Modeling leaf resist t-shirts

Modeling leaf resist t-shirts

That young man was here with Charlene Finch and her Junior Gardeners from Continental. This was the second year that the group visited the Quarry Farm. They are one of best bunch of people we’ve ever met. Enthusiastic about everything, which is good since their day started here with rain. But since the shelter house went up last summer, the roof was ready and overhead. The new tent curtains were draw to the west and south, so the rain was hampered enough that kids and parents could make leaf shirts and select herbs for culinary, scent and healing bundles.

Charlene and her gardeners make herb bundles

Charlene and her gardeners make herb bundles

Charlene Finch started the Junior Gardeners group four years ago as part of her Defiance County Master Gardeners project. She liked it and the participants so much that she kept at it. Her own pocket paid for materials and seeds at

Costmary, an herb

Costmary, an herb

first. Now the group receives donations, holds 50/50 raffles and sells food at the Continental fall festival to fund summer gardening projects.

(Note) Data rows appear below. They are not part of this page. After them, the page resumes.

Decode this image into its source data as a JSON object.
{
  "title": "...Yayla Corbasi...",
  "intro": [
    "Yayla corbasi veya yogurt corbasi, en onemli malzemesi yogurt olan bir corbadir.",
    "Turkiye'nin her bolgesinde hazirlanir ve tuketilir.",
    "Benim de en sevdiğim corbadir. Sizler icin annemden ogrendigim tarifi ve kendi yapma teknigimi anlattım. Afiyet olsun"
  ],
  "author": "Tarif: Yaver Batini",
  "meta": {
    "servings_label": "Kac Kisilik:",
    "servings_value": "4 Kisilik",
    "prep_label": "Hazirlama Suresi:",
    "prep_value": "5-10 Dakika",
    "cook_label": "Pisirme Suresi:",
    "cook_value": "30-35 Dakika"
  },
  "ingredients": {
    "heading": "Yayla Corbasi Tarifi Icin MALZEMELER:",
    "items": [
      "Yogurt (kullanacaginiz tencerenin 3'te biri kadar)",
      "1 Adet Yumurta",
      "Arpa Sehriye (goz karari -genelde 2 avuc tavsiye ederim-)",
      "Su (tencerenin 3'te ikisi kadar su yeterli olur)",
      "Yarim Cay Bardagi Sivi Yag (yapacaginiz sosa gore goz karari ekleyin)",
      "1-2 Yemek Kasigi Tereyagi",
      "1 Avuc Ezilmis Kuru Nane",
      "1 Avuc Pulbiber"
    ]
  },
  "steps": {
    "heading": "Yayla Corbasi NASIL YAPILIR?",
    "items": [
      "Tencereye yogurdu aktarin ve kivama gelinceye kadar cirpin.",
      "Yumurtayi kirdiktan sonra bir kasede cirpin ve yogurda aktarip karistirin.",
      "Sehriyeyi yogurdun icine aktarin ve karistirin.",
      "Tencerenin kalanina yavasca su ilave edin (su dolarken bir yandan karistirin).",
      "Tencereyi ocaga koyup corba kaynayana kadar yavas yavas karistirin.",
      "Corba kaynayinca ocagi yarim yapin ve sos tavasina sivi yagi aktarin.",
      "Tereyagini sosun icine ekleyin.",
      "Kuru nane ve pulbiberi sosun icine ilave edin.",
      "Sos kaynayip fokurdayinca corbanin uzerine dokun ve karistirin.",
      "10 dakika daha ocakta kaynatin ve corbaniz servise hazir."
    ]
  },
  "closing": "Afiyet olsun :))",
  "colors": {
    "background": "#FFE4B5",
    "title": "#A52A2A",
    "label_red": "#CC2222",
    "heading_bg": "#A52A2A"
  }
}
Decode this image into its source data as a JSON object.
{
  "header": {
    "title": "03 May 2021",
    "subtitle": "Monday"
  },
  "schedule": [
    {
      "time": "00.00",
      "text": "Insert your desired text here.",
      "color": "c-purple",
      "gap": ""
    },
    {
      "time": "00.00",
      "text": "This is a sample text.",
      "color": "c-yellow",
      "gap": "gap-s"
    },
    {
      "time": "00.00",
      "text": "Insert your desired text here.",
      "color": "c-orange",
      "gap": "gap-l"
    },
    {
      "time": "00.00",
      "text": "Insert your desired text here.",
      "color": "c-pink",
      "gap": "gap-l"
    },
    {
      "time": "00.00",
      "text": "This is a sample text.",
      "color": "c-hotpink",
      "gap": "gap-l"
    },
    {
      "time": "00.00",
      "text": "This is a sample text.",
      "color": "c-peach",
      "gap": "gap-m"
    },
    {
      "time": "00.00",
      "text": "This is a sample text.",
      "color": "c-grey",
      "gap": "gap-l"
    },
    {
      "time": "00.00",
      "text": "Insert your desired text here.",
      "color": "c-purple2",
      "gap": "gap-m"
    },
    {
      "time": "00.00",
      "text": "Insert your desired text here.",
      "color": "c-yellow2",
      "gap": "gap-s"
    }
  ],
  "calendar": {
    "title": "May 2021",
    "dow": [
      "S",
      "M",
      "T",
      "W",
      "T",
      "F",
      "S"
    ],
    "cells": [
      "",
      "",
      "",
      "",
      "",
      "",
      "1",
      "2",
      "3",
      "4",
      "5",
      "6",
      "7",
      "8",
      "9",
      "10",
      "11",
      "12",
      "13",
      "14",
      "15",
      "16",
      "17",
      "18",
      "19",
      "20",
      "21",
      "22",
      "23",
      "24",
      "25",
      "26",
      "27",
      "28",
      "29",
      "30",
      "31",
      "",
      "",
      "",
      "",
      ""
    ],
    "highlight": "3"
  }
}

During the 2012 visit, Beatrice was just a piglet, a very shy one. Her encounter with Continental Junior Gardener Brandon was a positive turning point for us and Little Pig. Prior to the first trip, she wouldn’t let anyone close. But she liked Brandon. This morning as we all walked up the path to see the animals, Beatrice came at a trot, full grown and not a bit shy. Buddy and the goats were especially happy to see the 50-pound bag of peanuts that the group donated today.